published - extracts from 'Account of the valley of Munnipore and of the Hill Tribes' by Major W. McCulloch

caption: British desire to bring peace to feuding tribes
medium: articles
person: Pemberton/ Capt.
person: McCulloch/ Major W.
date: 1858
refnum: from: Selections from the Records of the Government of India, No. 27 (Calcutta) 1859
text: Such are the tribes around Munnipore, and such the country inhabited by them. The latter is very fruitful and capable of improvement, but in the words of Captain Pemberton, " the state of society of the former is wholly incompatible with any mental improvement, or any advance in the arts.
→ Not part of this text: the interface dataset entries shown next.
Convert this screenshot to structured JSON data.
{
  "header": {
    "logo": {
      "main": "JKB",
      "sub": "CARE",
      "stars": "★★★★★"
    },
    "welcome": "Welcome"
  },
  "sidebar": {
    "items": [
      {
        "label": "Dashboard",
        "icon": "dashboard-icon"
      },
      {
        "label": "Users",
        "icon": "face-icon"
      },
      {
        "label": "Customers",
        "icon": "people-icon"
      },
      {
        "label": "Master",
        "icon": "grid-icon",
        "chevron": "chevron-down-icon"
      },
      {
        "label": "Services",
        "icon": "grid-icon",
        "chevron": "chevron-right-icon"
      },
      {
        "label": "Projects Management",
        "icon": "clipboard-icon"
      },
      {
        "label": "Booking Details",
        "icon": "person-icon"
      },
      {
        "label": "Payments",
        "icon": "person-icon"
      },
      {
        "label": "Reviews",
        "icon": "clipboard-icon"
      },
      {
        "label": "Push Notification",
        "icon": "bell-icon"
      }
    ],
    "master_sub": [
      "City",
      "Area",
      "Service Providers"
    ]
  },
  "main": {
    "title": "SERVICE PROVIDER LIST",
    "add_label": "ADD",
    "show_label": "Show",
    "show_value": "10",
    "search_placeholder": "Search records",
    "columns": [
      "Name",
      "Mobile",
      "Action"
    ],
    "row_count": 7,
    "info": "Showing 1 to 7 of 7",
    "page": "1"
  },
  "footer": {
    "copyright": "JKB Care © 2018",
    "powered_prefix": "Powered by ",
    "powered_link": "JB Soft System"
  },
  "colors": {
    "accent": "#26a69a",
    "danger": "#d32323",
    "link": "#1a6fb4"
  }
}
They pursue the same unvarying course of employment, felling timber, and tilling the ground assiduously during the season of cultivation, and after their crops are reaped, either resign themselves to the unrestrained indulgence of feasting and dancing, or to planning expeditions against the villages of some less powerful tribe." Amongst them all there is a more or less faint idea of a future life, and of rewards and punishments for virtue or misconduct, but the greatest misconduct is, the forgiveness of an injury, the first virtue, revenge, and the killing of a fellow creature is thought of with as little compunction as would be the killing of a fowl.
text: Before the connection of the British Government with that of Munnipore took place, the latter, not to speak of exerting influence over the tribes, was unable to protect the inhabitants of the valley from their aggressions, or to resist their exactions of black mail, and even after the conclusion of peace with Burma, and the fixation of a boundary for Munnipore, the majority of the tribes were independent, and known to us little more than by name. With the assistance of the arms and ammunition given to Munnipore by the British Government, some of the tribes have been thoroughly, the northern ones partially, reduced, and the attacks of the latter on the bordering Burmese have led to apprehensions of the interruption of the general peace of the Frontier. But the presence in Munnipore of a representative of the British Government, has preserved the peace, and by degrees, through his influence, the tribes have been brought to forego aggressions on Kubbo. The peace of the Frontier, the object of greatest political importance, has been gained, but the philanthropist would desire more, and a strong and honest Government would endeavour to repress the feuds and ameliorate the condition of the tribes. Their feuds, however, are, to the weak government of Munnipore, a source of strength, and afford a means of extortion which suits their dishonesty. Of their improvement, therefore, I see no prospect, unless by a moral regeneration, and that I fear is not to be effected.